Savage said that the Pocosin Lakes National Wildlife Refuge recently has been chosen by Carolina Wetlands Association as a 2020 “Wetlands Treasure.”

A spokesperson with the U.S. Fish and Wildlife Service, which manages several refuges in the northeast, including Pocosin Lakes and Alligator River National Wildlife Refuge, was unable to respond to an inquiry about wetlands and the rule’s impacts by Monday afternoon.

One factor in the region’s favor, Savage said, is that more coastal wetland and watershed areas tend to be connected than they would be in more inland areas.

“We have felt that up to 50% of the Carolinas would be affected,” Savage said, referring to the contiguous states. “What the new rule is doing is it is really rolling it back — way back — to the (Supreme Court’s) Scalia decision.”

Still, Savage didn’t seem to think the new regulation will see the light of day anytime soon.

“It’s going to go to the court, and it’s going to be stayed,” he said. “And then we’ll have a new administration and we’ll start all over again.”

About the Author

Catherine Kozak

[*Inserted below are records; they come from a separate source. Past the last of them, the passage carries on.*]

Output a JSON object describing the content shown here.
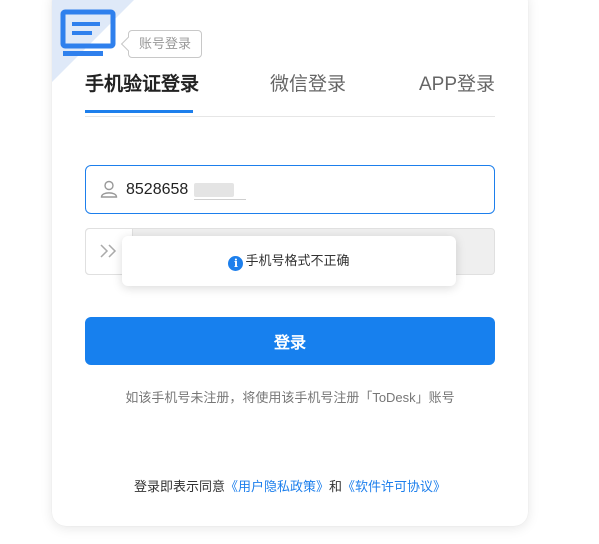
{
  "colors": {
    "accent": "#1d7fec",
    "button": "#1780ee",
    "corner": "#dfe9f8"
  },
  "corner": {
    "icon": "document-lines-icon",
    "account_login_tip": "账号登录"
  },
  "tabs": [
    {
      "label": "手机验证登录",
      "active": true
    },
    {
      "label": "微信登录",
      "active": false
    },
    {
      "label": "APP登录",
      "active": false
    }
  ],
  "phone": {
    "icon": "user-icon",
    "value": "8528658"
  },
  "slider": {
    "icon": "double-chevron-right-icon"
  },
  "toast": {
    "icon": "info-icon",
    "icon_glyph": "i",
    "message": "手机号格式不正确"
  },
  "login_button": "登录",
  "hint": "如该手机号未注册，将使用该手机号注册「ToDesk」账号",
  "agreement": {
    "prefix": "登录即表示同意",
    "privacy": "《用户隐私政策》",
    "and": "和",
    "license": "《软件许可协议》"
  }
}
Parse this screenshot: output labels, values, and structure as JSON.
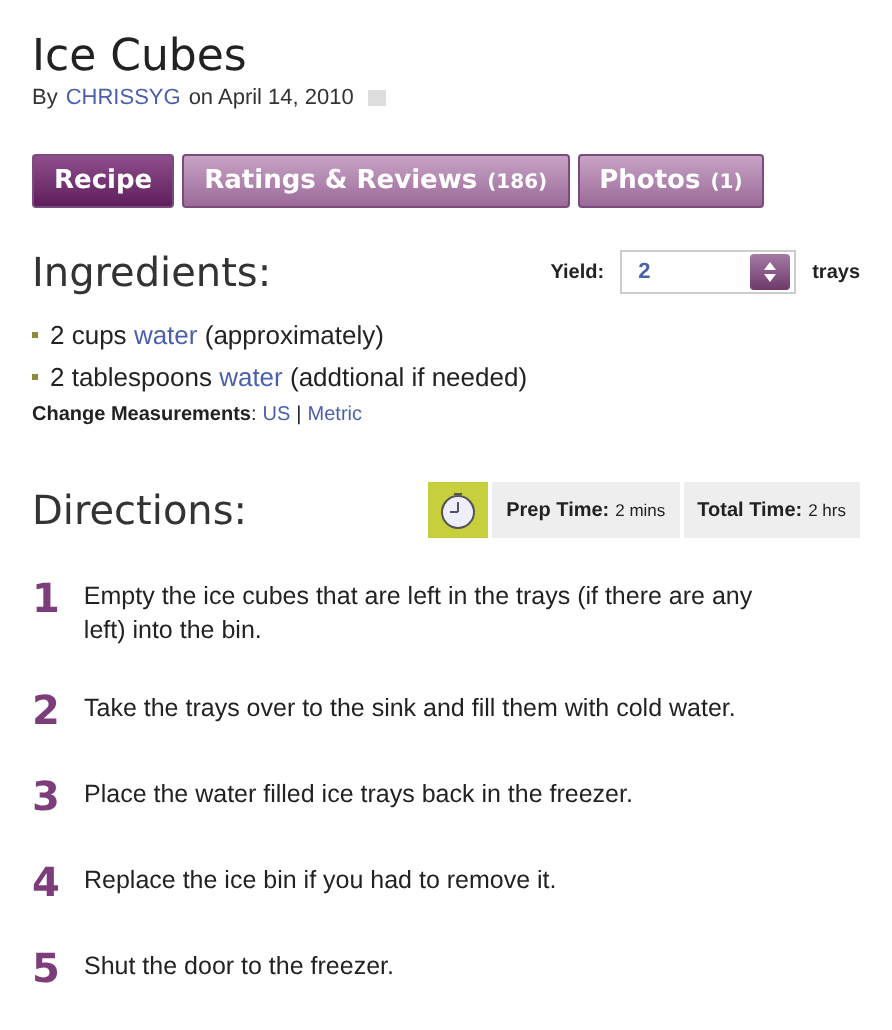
{
  "title": "Ice Cubes",
  "byline": {
    "prefix": "By",
    "author": "CHRISSYG",
    "date": "on April 14, 2010"
  },
  "tabs": [
    {
      "label": "Recipe",
      "selected": true
    },
    {
      "label": "Ratings & Reviews",
      "count": "(186)",
      "selected": false
    },
    {
      "label": "Photos",
      "count": "(1)",
      "selected": false
    }
  ],
  "ingredients": {
    "heading": "Ingredients:",
    "yield": {
      "label": "Yield:",
      "value": "2",
      "unit": "trays"
    },
    "items": [
      {
        "amount": "2 cups",
        "name": "water",
        "note": "(approximately)"
      },
      {
        "amount": "2 tablespoons",
        "name": "water",
        "note": "(addtional if needed)"
      }
    ],
    "measurements": {
      "label": "Change Measurements",
      "colon": ":",
      "options": [
        "US",
        "Metric"
      ],
      "separator": "|"
    }
  },
  "directions": {
    "heading": "Directions:",
    "times": [
      {
        "label": "Prep Time:",
        "value": "2 mins"
      },
      {
        "label": "Total Time:",
        "value": "2 hrs"
      }
    ],
    "steps": [
      {
        "number": "1",
        "text": "Empty the ice cubes that are left in the trays (if there are any left) into the bin."
      },
      {
        "number": "2",
        "text": "Take the trays over to the sink and fill them with cold water."
      },
      {
        "number": "3",
        "text": "Place the water filled ice trays back in the freezer."
      },
      {
        "number": "4",
        "text": "Replace the ice bin if you had to remove it."
      },
      {
        "number": "5",
        "text": "Shut the door to the freezer."
      }
    ]
  }
}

Catherine Kozak has been a reporter and writer on the Outer Banks since 1995. She worked for 15 years for The Virginian Pilot. Born and raised in the suburbs outside New York City, Catherine earned her journalism degree from the State University of New York at New Paltz. During her career, she has written about dozens of environmental issues, including oil and gas exploration, wildlife habitat protection, sea level rise, wind energy production, shoreline erosion and beach nourishment. She lives in Nags Head.